Mistakes in inference and attributing causality are common. Ignoring the law of large numbers is a prevalent error. While people generally understand the significance of having a representative sample size, there is a tendency to infer association or causality from a relatively few observations. The main reason for this is, of course, that life seldom presents statistically-sound sample sizes. Over time, people accept what they must, and may make more of it than they should. Further, everyone has experienced success despite the law of large numbers. Language learning is an exercise in generalization from a few examples.
Most people tend to ignore base-rate information (the typical), instead focusing on odd variations or unusual anecdotes. Besides the sample-size dilemma, it is natural that the norm is ignored while the unusual grabs the attention; but such is a poor basis for inference.
People tend to gather information before making judgments. As information is often unlimited, a decision has to be made as to when the data is sufficient to reach a conclusion. The decision to stop gathering data is influenced by whether the data points towards the desired conclusion.
People start with an assumption that their favored conclusion is more likely true and weight each piece of evidence supporting it more than evidence opposing it. Because of that, people will find no need to gather additional information that could have revealed their conclusion to be false. They will stop the investigation as soon as the jury tilts in their favor. ~ Dutch psychologist Filip Gesiarz
Confirmation bias is the tendency to interpret or prioritize information in a way that confirms a held hypothesis or belief; information to the contrary is shunned. A self-fulfilling prophecy is confirmation bias at work.
Confirmation bias leads to determining causality from correlational evidence alone, and illusory correlations. Cherished beliefs are especially prone to confirmation bias.
Confirmation bias can have a major effect on our everyday lives. ~ American psychologist Robert Sternberg
First impressions are often lasting impressions, and those first impressions often owe to expectation. The way we treat people when we first meet them greatly affects a first impression, as people interactively respond to how they are treated.
The tone of a first meeting, and hence a first impression, is often set beforehand, by what we have heard from others, or information otherwise obtained. Finding that we do not like someone we expect not to like can be confirmation bias, as we treat them less civilly than when our expectation runs to the affirmative, in which case our own cordiality can be contagious, and we again confirm expectation.
Causal analysis provides absolutely no value judgment, and a value judgment is absolutely not a causal explanation. ~ German sociologist Max Weber

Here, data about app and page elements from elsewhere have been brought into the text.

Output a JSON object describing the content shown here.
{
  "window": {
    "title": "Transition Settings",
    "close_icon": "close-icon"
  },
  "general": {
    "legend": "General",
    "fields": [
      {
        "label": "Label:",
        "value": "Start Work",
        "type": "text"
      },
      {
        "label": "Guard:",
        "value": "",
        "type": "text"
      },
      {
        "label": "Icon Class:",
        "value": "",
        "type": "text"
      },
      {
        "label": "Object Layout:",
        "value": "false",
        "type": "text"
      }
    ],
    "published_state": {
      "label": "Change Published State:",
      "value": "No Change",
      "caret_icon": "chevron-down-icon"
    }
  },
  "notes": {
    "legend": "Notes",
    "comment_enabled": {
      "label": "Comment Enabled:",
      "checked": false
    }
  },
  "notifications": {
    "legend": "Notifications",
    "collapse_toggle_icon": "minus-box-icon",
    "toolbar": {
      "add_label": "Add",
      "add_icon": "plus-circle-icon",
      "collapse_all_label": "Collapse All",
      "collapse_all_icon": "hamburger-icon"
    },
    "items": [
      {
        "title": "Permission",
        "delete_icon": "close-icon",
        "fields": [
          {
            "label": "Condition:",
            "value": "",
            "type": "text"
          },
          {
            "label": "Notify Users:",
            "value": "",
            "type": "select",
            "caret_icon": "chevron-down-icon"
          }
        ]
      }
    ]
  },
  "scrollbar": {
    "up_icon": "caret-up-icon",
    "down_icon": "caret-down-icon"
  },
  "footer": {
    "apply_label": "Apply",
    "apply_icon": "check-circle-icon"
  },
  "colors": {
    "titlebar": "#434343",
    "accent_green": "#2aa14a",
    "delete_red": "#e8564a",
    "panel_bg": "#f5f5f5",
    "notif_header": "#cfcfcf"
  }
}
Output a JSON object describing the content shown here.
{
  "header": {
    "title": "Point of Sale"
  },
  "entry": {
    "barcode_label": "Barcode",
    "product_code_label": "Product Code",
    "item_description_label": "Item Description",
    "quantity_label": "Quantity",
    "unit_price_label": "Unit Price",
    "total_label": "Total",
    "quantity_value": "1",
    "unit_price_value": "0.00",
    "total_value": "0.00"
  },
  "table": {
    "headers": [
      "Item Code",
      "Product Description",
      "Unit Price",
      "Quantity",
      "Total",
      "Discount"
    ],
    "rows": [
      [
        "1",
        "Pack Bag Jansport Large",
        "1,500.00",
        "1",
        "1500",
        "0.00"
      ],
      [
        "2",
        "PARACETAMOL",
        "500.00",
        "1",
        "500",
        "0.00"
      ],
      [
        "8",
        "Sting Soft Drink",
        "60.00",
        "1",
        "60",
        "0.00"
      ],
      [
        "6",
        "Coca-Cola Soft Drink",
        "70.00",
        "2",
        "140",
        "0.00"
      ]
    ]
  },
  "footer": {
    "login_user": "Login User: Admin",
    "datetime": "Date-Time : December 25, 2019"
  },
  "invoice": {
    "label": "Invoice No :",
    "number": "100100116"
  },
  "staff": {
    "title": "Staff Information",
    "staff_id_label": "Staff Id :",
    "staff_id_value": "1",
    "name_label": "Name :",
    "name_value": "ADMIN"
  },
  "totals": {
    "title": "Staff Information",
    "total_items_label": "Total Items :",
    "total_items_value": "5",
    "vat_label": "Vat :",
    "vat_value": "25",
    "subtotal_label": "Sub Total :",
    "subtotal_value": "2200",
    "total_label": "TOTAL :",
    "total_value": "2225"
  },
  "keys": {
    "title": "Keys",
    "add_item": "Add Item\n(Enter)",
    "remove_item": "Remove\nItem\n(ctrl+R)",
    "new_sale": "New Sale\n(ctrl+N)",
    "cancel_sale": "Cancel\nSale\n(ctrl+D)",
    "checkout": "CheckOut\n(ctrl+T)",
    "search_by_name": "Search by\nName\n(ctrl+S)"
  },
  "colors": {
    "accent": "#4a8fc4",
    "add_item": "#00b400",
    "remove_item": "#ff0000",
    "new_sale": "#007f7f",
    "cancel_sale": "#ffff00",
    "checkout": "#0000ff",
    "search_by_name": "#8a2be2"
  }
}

If formal logic is to be treated as a model of competence, we need to know which logic or logics human beings have internalized, and the nature of their mental formulation. ~ American psychologist Philip Johnson-Laird